- Draghi Says ECB To Do Whatever Needed As Yields Threaten Europe (Bloomberg)
- Spain not mulling seeking further EU help (Reuters)... and it won't need a Bank bailout either. Oh wait
- Weak lending adds pressure for ECB action (Reuters)
- Sweden's economy still resilient to eurozone woes (Reuters)
- Bo Xilai’s Wife, Zhang Xiaojun, Prosecuted for Homicide (Xinhua)
- China’s Changsha City Unveils $130 Billion Investment Plan (Bloomberg)
- Foreclosure Filings Increase in 60% of Large U.S. Cities (Bloomberg)
- Free ECB’s hand to aid states, says minister (FT)
- Hungarian Premier Says Aid Deal Not Near (WSJ)
- Nomura Chief Resigns Over Insider Trading Scandal (NYT)
When you can't act, you talk. Sure enough, here we go again:
- DRAGHI SAYS ECB WILL DO WHATEVER NEEDED TO PRESERVE THE EURO
- DRAGHI SAYS THE EURO IS IRREVERSIBLE
- DRAGHI SAYS YIELD DISRUPTING POLICY TRANSMISSION ARE IN ECB REMIT
- DRAGHI SAYS SHARING SOVEREIGNTY ON EU LEVEL TO COME
- DRAGHI SAYS LAST EU SUMMIT WAS MOMENT OF RECOGNITION
And of course the weak hands cover until they realize Draghi just said absolutely nothing, as at this point everything is in Germany's hands. And not only has Germany not said anything, and won't until September when the constitutional court will approve or deny the ESM, but in fact they have been saying overnight that Spanish bonds are not eligible for EFSF purchases. In the meantime, Europe has devolved from a continent of coordinated action to coordinated jawboning.

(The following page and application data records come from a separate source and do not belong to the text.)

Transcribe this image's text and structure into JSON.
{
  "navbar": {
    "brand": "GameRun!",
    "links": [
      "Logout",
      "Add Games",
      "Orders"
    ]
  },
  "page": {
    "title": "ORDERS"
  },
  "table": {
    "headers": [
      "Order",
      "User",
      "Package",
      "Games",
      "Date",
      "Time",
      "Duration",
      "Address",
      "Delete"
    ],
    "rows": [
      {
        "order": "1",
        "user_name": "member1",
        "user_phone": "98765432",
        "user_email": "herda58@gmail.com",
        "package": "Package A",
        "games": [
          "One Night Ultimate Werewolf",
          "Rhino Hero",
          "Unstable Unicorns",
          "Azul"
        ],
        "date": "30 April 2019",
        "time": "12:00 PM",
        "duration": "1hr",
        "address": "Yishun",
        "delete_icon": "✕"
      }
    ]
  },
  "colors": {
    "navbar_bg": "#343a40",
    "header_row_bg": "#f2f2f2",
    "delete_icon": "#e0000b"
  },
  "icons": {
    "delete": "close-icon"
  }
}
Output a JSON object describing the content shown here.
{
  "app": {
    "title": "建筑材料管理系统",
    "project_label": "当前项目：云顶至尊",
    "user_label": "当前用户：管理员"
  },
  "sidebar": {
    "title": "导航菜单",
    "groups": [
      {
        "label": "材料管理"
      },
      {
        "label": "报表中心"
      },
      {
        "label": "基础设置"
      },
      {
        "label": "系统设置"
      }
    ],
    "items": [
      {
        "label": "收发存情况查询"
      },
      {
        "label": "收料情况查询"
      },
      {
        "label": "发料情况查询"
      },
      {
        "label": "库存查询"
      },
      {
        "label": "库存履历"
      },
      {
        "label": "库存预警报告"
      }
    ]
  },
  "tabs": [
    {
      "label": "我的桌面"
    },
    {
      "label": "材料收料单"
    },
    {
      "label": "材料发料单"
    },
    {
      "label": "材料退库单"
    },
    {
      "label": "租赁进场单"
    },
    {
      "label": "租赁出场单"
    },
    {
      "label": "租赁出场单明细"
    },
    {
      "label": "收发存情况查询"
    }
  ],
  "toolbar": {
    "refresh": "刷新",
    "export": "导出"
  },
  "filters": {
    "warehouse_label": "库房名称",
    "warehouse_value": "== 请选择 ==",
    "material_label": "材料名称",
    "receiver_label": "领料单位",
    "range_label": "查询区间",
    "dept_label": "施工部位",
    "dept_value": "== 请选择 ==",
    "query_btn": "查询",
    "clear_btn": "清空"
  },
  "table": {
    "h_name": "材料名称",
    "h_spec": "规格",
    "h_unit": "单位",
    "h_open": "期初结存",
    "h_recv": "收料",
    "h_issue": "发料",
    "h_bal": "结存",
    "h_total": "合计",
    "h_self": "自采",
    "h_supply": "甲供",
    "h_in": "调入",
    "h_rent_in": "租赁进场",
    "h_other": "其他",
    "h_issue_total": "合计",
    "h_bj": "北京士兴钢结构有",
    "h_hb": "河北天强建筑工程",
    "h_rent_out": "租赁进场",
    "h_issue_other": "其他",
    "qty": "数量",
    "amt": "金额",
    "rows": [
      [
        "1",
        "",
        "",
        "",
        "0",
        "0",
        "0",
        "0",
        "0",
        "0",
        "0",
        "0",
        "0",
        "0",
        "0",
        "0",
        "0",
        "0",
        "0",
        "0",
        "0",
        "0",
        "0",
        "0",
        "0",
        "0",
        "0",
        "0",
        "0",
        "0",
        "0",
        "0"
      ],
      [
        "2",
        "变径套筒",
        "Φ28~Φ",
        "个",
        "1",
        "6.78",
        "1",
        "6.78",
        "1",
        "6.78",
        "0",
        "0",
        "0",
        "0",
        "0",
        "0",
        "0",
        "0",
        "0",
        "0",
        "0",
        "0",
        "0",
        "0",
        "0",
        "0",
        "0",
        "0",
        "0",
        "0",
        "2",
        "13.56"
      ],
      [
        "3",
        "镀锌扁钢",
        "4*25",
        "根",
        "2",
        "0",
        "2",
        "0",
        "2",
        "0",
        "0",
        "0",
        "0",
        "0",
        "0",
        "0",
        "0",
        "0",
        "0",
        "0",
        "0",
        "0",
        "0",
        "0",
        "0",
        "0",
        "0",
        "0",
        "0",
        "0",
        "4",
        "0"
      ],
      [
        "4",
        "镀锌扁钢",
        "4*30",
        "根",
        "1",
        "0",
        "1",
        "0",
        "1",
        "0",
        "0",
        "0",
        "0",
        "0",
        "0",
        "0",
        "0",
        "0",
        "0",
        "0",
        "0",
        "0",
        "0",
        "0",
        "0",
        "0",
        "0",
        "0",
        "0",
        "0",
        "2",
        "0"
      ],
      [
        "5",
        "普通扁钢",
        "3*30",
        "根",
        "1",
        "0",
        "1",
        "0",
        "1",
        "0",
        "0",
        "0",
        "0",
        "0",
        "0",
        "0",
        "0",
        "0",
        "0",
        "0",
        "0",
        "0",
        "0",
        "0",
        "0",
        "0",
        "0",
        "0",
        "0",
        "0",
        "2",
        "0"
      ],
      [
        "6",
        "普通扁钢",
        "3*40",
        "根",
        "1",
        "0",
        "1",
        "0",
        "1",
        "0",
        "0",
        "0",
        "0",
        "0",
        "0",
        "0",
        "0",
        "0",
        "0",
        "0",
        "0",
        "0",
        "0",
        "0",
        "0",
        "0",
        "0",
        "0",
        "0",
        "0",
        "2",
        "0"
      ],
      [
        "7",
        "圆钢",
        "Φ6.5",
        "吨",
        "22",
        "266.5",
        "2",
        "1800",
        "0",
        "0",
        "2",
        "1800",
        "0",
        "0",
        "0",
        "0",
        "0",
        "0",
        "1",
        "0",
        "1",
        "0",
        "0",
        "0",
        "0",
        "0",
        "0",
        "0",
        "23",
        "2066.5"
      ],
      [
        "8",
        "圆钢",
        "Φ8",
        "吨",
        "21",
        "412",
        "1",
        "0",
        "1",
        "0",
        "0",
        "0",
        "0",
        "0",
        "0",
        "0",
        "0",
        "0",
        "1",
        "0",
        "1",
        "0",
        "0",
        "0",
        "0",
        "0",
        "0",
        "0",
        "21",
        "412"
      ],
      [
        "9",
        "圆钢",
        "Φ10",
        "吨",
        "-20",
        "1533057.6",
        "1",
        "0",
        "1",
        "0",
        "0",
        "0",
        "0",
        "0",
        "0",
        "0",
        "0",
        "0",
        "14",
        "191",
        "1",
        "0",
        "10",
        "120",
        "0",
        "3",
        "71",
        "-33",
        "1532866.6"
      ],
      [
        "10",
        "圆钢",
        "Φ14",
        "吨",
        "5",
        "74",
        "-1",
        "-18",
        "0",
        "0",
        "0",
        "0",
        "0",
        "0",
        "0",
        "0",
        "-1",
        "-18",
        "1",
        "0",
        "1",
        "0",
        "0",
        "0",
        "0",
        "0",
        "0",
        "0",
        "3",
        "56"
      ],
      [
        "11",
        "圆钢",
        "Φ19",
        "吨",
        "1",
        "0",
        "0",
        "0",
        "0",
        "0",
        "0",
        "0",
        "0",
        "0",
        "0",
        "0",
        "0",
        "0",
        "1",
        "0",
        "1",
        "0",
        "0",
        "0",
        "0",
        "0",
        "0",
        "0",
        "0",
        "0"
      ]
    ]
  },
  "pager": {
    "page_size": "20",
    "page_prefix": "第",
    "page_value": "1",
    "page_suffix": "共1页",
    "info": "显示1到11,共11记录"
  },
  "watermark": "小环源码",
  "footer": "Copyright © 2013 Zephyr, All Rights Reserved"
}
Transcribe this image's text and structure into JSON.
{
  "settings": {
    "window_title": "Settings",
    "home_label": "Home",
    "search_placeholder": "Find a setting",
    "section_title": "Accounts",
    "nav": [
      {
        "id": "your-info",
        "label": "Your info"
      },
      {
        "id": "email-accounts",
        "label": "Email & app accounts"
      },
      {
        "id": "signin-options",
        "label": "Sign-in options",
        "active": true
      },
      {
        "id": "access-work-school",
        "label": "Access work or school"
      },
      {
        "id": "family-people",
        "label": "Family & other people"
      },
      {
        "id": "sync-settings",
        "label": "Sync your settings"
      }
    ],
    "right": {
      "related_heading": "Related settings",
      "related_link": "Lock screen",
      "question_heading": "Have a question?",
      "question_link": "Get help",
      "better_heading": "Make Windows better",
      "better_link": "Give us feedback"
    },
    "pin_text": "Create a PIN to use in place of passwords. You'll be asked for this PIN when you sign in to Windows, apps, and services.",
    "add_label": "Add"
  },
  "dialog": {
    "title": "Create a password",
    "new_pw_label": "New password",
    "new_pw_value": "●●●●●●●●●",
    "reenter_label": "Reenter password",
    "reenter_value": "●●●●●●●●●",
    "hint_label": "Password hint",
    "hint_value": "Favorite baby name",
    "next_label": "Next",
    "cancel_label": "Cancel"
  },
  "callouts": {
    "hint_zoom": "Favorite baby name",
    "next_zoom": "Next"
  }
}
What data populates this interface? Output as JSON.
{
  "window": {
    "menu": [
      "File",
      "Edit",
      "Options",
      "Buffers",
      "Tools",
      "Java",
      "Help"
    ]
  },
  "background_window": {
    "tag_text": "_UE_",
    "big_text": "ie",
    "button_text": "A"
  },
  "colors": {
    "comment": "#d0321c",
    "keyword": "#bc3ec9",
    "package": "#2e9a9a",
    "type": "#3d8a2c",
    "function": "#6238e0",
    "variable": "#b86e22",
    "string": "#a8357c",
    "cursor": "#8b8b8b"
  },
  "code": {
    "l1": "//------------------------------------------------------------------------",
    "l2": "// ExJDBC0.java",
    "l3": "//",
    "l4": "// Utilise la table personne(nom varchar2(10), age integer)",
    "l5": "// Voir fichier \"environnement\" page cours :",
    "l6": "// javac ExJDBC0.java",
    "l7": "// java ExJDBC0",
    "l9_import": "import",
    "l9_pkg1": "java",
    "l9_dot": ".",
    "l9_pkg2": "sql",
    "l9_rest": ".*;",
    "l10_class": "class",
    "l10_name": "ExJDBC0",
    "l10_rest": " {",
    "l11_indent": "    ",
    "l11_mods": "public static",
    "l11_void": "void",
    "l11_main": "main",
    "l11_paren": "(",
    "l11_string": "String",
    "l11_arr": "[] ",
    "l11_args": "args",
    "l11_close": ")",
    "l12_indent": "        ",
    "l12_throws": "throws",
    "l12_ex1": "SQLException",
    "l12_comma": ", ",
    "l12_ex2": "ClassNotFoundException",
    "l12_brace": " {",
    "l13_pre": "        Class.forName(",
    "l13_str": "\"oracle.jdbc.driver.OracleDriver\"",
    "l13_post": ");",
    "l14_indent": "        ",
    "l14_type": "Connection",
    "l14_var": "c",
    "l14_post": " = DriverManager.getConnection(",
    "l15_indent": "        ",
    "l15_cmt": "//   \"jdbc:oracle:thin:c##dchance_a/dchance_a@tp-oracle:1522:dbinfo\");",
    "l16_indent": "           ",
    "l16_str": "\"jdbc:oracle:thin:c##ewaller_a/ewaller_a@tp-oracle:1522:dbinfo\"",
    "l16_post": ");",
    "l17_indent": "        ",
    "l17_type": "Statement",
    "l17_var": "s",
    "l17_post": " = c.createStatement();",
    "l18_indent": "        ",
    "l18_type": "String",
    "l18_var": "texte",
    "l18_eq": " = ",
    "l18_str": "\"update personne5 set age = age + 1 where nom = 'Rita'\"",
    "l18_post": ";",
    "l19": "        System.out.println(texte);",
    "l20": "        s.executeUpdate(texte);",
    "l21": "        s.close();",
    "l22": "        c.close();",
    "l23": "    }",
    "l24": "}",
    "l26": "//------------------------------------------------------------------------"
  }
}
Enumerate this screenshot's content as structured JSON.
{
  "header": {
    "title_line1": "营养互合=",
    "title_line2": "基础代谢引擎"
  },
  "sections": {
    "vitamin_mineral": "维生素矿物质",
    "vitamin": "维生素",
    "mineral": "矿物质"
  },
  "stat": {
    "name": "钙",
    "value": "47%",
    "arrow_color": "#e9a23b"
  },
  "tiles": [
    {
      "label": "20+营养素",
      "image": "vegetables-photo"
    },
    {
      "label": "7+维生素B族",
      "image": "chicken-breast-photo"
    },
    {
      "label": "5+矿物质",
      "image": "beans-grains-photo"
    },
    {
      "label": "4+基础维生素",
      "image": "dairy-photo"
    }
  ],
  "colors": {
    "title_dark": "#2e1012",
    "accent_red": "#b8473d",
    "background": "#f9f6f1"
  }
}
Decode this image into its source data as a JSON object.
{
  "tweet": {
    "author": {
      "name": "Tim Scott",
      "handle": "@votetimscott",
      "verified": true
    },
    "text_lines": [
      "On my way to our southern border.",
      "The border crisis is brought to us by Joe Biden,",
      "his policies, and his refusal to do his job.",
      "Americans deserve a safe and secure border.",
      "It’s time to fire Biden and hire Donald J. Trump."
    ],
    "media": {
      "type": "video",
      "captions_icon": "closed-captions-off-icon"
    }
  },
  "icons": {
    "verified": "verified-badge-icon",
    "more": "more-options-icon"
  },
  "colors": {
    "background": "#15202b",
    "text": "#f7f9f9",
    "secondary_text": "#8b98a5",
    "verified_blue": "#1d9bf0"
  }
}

Sayonara internal funding. In what we suspect will become a major issue (and warned in April of last year), Bloomberg reports that Japan’s public pension fund, the world’s largest, said it has been selling domestic government bonds as the number of people eligible for retirement payments increases. "Payouts are getting bigger than insurance revenue, so we need to sell Japanese government bonds to raise cash." It would appear the Ponzi has reached it's Tipping Point. Japan’s population is aging, and baby boomers born in the wake of World War II are beginning to reach 65 and eligible for pensions. That’s putting GPIF under pressure to sell JGBs so it can cover the increase in payouts. The fund needs to raise about 8.87 trillion yen this fiscal year. GPIF is historically one of the biggest buyers of Japanese debt and held 71.9 trillion yen, or 63 percent of its assets, in domestic bonds as of March.
While it might seem like somewhat stating the obvious, it is nonetheless worth driving home to the politicians and public policy wonks who see rates at record lows and perceive a Keynesian borrow-and-spend-fest as once again the solution to borrowing-and-spending too much. As Morgan Stanley puts it, fiscal policy is sailing between the Scylla of chase-your-tail austerity and the Charybdis of sovereign insolvency. In short, it is impossible for developed market (DM) governments to grow their way back to solvency. Doing nothing would sail governments towards the whirlpool of national insolvency – at some stage. But avoiding insolvency would risk being monstered by recession. If 'expansionary austerity' worked, then Europe would now be booming. The outlook for fiscal policy and public sector finances is a major uncertainty for investors and, critically, is part of the reason why risky assets are being de-rated and 'safe' assets are at unprecedented valuations. There is no question that negative-net-worth governments will impose a cost on the private sector. The only questions are when and how. The options are asset confiscation, explicit default, surreptitious default (financial oppression), or conventional fiscal tightening.